Gravitational waves detected on April 25, 2019, by the LIGO Livingston Observatory were likely produced by a collision of two neutron stars, according to a new study by an international team including Penn State researchers. IGC members Patrick Godwin, Ryan Magee, B. Sathyaprakash and Surabhi Suchdev explain why this discovery is so exciting. This detection was made possible by the GSTLAL online software developed by faculty and postdocs at the Institute for Gravitation and the Cosmos. The total mass of the binary is significantly larger than all such systems we know in our galaxy and challenging astrophysical models of the formation of binary black holes.
The Future of Gravitational Wave Astronomy
YouTube video by Phil and Monica Harper, on the Multimessenger Universe featuring interviews with leading figures in the field. It was filmed during the conference IGC@25: The Multimessenger Universe that celebrated the Silver Jubilee of the Institute for Gravitation and the Cosmos.

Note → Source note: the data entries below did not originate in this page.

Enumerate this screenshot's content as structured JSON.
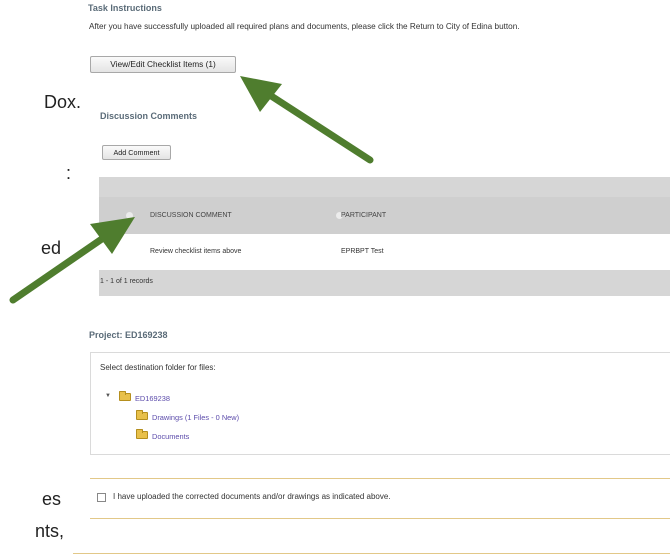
{
  "slide": {
    "frag_1": "Dox.",
    "frag_2": ":",
    "frag_3": "ed",
    "frag_4": "es",
    "frag_5": "nts,"
  },
  "task": {
    "title": "Task Instructions",
    "instruction": "After you have successfully uploaded all required plans and documents, please click the Return to City of Edina button.",
    "view_edit_label": "View/Edit Checklist Items (1)"
  },
  "discussion": {
    "title": "Discussion Comments",
    "add_comment_label": "Add Comment",
    "columns": [
      "DISCUSSION COMMENT",
      "PARTICIPANT"
    ],
    "rows": [
      {
        "comment": "Review checklist items above",
        "participant": "EPRBPT Test"
      }
    ],
    "records_text": "1 - 1 of 1 records"
  },
  "project": {
    "title": "Project: ED169238",
    "destination_label": "Select destination folder for files:",
    "tree_root": "ED169238",
    "folders": [
      "Drawings (1 Files - 0 New)",
      "Documents"
    ]
  },
  "confirm": {
    "checkbox_label": "I have uploaded the corrected documents and/or drawings as indicated above.",
    "checked": false
  },
  "colors": {
    "arrow_green": "#4f7d2e",
    "header_gray": "#cfcfcf",
    "separator_tan": "#e2c888",
    "link_purple": "#5c4cab",
    "section_title": "#5a6b78"
  }
}
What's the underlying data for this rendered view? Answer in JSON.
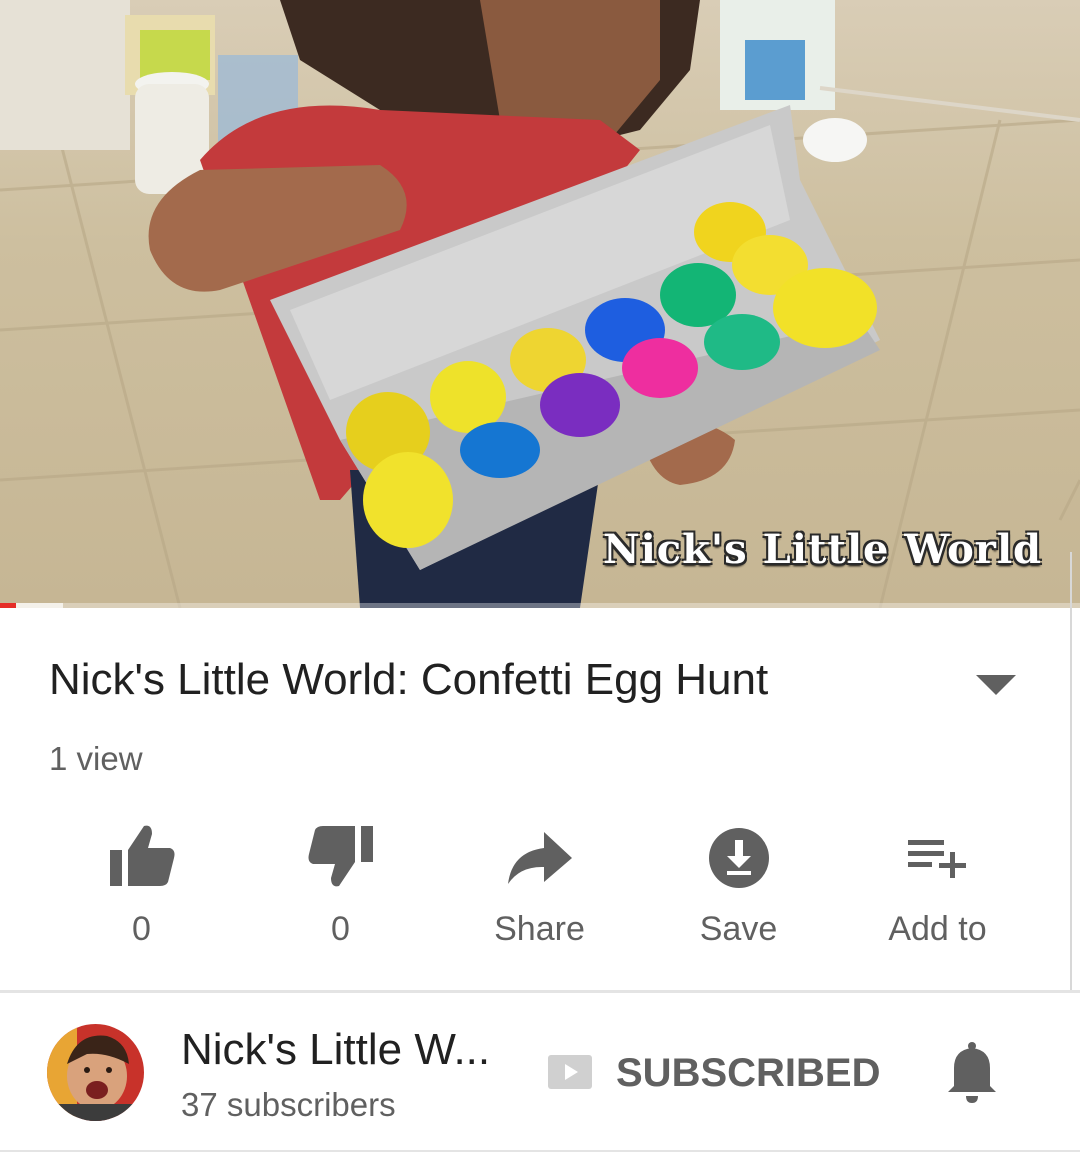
{
  "video": {
    "watermark": "Nick's Little World",
    "progress_fraction": 0.015,
    "buffered_fraction": 0.058
  },
  "info": {
    "title": "Nick's Little World: Confetti Egg Hunt",
    "views": "1 view"
  },
  "actions": [
    {
      "name": "like",
      "label": "0",
      "icon": "thumb-up-icon"
    },
    {
      "name": "dislike",
      "label": "0",
      "icon": "thumb-down-icon"
    },
    {
      "name": "share",
      "label": "Share",
      "icon": "share-arrow-icon"
    },
    {
      "name": "save",
      "label": "Save",
      "icon": "download-icon"
    },
    {
      "name": "add-to",
      "label": "Add to",
      "icon": "playlist-add-icon"
    }
  ],
  "channel": {
    "name": "Nick's Little W...",
    "subscribers": "37 subscribers",
    "subscribe_label": "SUBSCRIBED"
  },
  "colors": {
    "progress": "#e52d27",
    "icon_gray": "#606060"
  }
}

Penn State's Bianchi, Gupta and Sathyaprakash were coauthors of a paper that was awarded second prize of the annual Buchalter Cosmology prize announced at the AAS meeting in Hawaii in early January.
The prize recognizes their work on the possible origin of LIGO's black holes in the very early Universe, offering quantum origin of their small spins.
IGC’s Rachael Huxford was co-author of one of the most-read publications in The Physics Teacher of the American Association of Physics Teachers.
The paper describes a demonstration on classroom simulation of gravitational waves from orbiting binaries. Popular demonstrations commonly use stretched spandex fabric to illustrate the way in which curved spacetime mimics the force of gravity in general relativity. In this spirt, Huxford and co-authors used a similar mode to illustrate gravitational waves from orbiting binaries, whose discovery was recognized with the 2017 Nobel Prize in Physics. They developed a simple and inexpensive demonstration which produces the pattern of outgoing spiral ripples that has entered the public imagination through images from numerical simulations.
Eberly College of Science 2020 Frontiers of Science Lecture Series entitled `Predicting the Future Improving Lives and Communities through Modeling'
The series will consist of 6 public lectures, held on consecutive Saturdays in 101 Thomas Building at the University Park Campus.
Emily Rolfe Grosholz, Edwin Earle Sparks Professor and member of the Institute for Gravitation and the Cosmos, will offer a poetry reading on Thursday, January 30 at 7:30 PM in the Paterno Library's Foster Auditorium.
Dr. Grosholz's most recent collections <i>The Stars of Earth: New and Selected Poems</i>(2017) and <i>Great Circles: The Transits of Mathematics and Poetry</i> (2018) showcase her larger interests in the intersections between philosophy, mathematics, science and language.